**Working data:**

************

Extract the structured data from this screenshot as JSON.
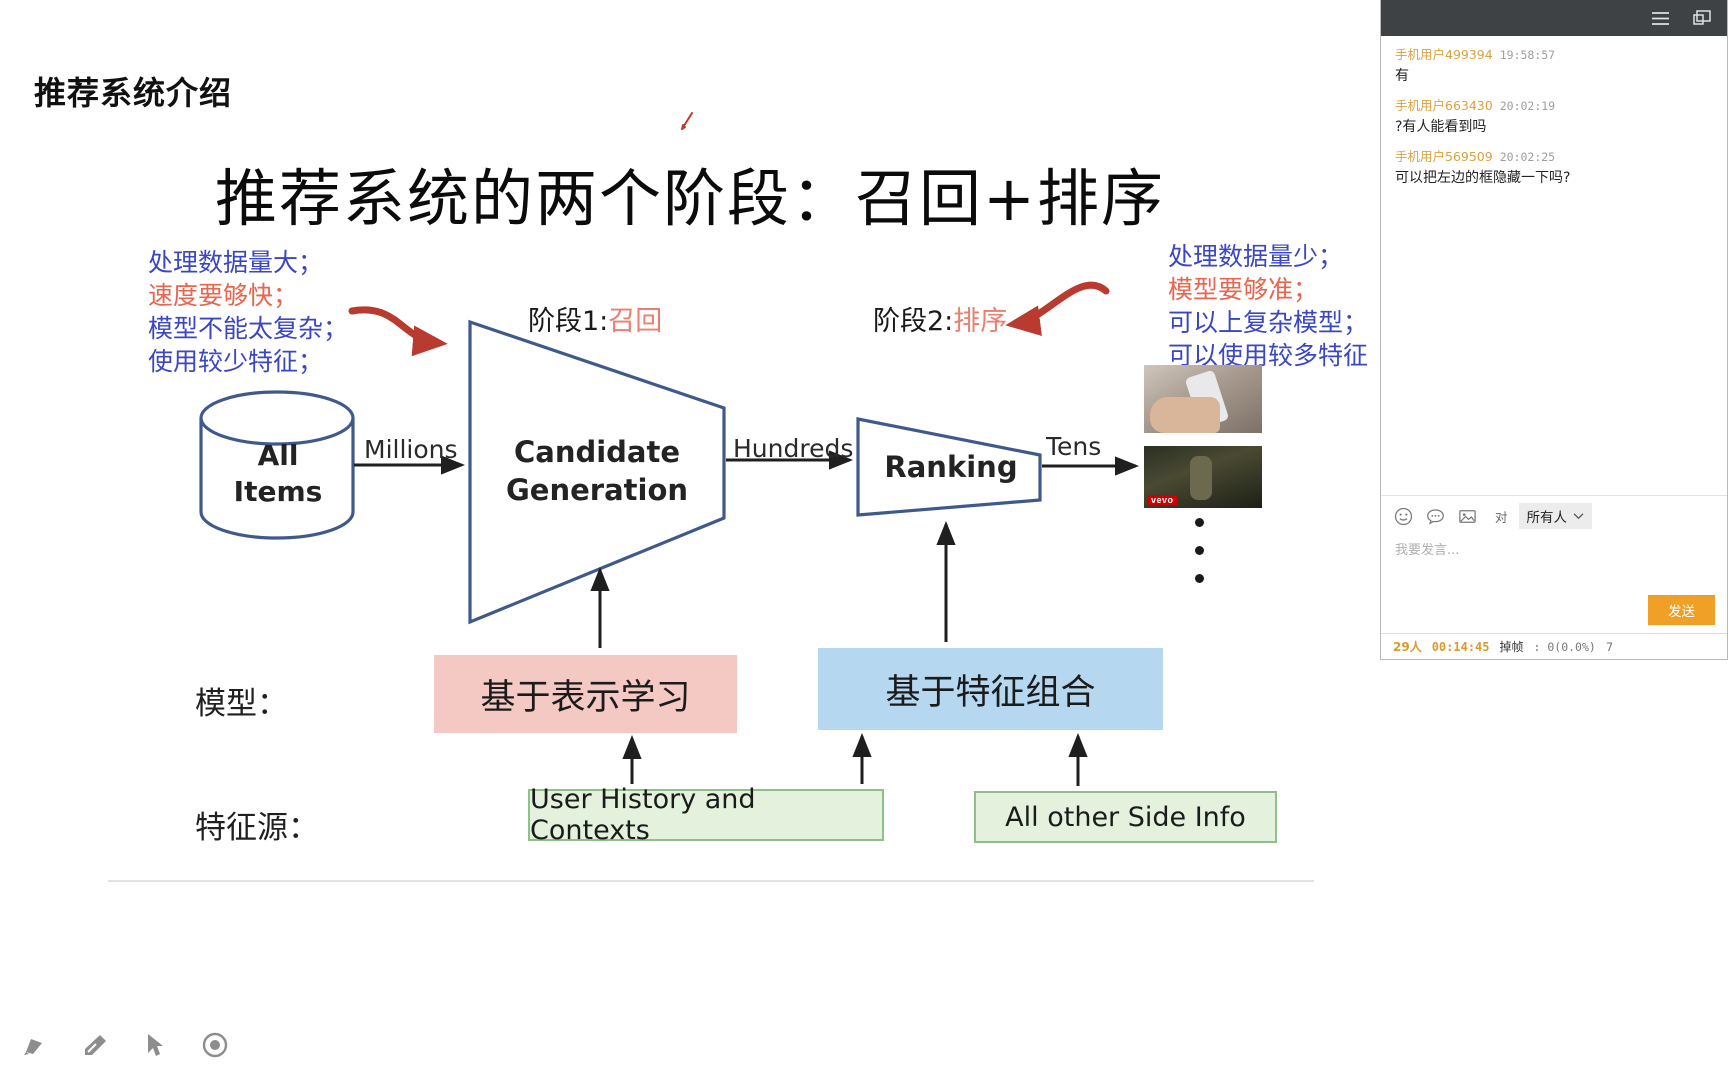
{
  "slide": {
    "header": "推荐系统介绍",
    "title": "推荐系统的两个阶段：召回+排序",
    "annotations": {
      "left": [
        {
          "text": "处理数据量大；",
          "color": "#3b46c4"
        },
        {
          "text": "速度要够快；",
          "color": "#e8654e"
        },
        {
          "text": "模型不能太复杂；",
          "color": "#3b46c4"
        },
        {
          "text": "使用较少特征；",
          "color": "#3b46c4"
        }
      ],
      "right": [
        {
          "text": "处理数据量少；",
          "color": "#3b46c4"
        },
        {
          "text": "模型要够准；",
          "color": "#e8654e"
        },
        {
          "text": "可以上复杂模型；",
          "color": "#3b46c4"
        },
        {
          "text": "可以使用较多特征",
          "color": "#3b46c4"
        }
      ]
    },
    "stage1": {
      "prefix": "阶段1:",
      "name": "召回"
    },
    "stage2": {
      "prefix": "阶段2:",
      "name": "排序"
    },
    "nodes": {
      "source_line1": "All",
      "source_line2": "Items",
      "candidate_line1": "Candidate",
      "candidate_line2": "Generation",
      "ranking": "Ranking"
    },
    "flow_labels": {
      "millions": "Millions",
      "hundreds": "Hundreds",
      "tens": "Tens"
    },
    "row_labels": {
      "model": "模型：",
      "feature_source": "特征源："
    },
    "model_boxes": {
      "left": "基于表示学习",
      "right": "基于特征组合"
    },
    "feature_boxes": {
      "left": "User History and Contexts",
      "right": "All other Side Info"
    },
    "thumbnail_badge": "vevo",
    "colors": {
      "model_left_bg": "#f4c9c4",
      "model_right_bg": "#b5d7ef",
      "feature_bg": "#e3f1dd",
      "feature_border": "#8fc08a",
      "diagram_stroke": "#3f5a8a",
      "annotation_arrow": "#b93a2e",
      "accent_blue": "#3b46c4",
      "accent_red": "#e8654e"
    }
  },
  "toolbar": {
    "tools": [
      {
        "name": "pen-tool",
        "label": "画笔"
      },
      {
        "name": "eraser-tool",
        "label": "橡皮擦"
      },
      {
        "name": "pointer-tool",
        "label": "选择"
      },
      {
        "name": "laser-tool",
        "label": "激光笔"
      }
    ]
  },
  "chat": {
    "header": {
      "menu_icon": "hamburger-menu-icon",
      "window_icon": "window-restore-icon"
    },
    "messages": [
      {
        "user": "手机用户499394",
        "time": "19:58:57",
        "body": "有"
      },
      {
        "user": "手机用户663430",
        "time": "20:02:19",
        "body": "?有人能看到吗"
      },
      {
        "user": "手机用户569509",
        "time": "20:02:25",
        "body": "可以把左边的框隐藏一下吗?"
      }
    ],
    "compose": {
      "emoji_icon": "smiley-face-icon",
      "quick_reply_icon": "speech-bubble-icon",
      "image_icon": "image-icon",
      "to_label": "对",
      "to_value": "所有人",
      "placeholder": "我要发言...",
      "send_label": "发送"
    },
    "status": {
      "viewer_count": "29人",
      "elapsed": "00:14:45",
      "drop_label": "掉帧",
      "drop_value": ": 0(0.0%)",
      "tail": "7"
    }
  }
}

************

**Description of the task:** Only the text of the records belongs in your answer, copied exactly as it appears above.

**Solved problem:**
Extract the structured data from this screenshot as JSON.
{
  "slide": {
    "header": "推荐系统介绍",
    "title": "推荐系统的两个阶段：召回+排序",
    "annotations": {
      "left": [
        {
          "text": "处理数据量大；",
          "color": "#3b46c4"
        },
        {
          "text": "速度要够快；",
          "color": "#e8654e"
        },
        {
          "text": "模型不能太复杂；",
          "color": "#3b46c4"
        },
        {
          "text": "使用较少特征；",
          "color": "#3b46c4"
        }
      ],
      "right": [
        {
          "text": "处理数据量少；",
          "color": "#3b46c4"
        },
        {
          "text": "模型要够准；",
          "color": "#e8654e"
        },
        {
          "text": "可以上复杂模型；",
          "color": "#3b46c4"
        },
        {
          "text": "可以使用较多特征",
          "color": "#3b46c4"
        }
      ]
    },
    "stage1": {
      "prefix": "阶段1:",
      "name": "召回"
    },
    "stage2": {
      "prefix": "阶段2:",
      "name": "排序"
    },
    "nodes": {
      "source_line1": "All",
      "source_line2": "Items",
      "candidate_line1": "Candidate",
      "candidate_line2": "Generation",
      "ranking": "Ranking"
    },
    "flow_labels": {
      "millions": "Millions",
      "hundreds": "Hundreds",
      "tens": "Tens"
    },
    "row_labels": {
      "model": "模型：",
      "feature_source": "特征源："
    },
    "model_boxes": {
      "left": "基于表示学习",
      "right": "基于特征组合"
    },
    "feature_boxes": {
      "left": "User History and Contexts",
      "right": "All other Side Info"
    },
    "thumbnail_badge": "vevo",
    "colors": {
      "model_left_bg": "#f4c9c4",
      "model_right_bg": "#b5d7ef",
      "feature_bg": "#e3f1dd",
      "feature_border": "#8fc08a",
      "diagram_stroke": "#3f5a8a",
      "annotation_arrow": "#b93a2e",
      "accent_blue": "#3b46c4",
      "accent_red": "#e8654e"
    }
  },
  "toolbar": {
    "tools": [
      {
        "name": "pen-tool",
        "label": "画笔"
      },
      {
        "name": "eraser-tool",
        "label": "橡皮擦"
      },
      {
        "name": "pointer-tool",
        "label": "选择"
      },
      {
        "name": "laser-tool",
        "label": "激光笔"
      }
    ]
  },
  "chat": {
    "header": {
      "menu_icon": "hamburger-menu-icon",
      "window_icon": "window-restore-icon"
    },
    "messages": [
      {
        "user": "手机用户499394",
        "time": "19:58:57",
        "body": "有"
      },
      {
        "user": "手机用户663430",
        "time": "20:02:19",
        "body": "?有人能看到吗"
      },
      {
        "user": "手机用户569509",
        "time": "20:02:25",
        "body": "可以把左边的框隐藏一下吗?"
      }
    ],
    "compose": {
      "emoji_icon": "smiley-face-icon",
      "quick_reply_icon": "speech-bubble-icon",
      "image_icon": "image-icon",
      "to_label": "对",
      "to_value": "所有人",
      "placeholder": "我要发言...",
      "send_label": "发送"
    },
    "status": {
      "viewer_count": "29人",
      "elapsed": "00:14:45",
      "drop_label": "掉帧",
      "drop_value": ": 0(0.0%)",
      "tail": "7"
    }
  }
}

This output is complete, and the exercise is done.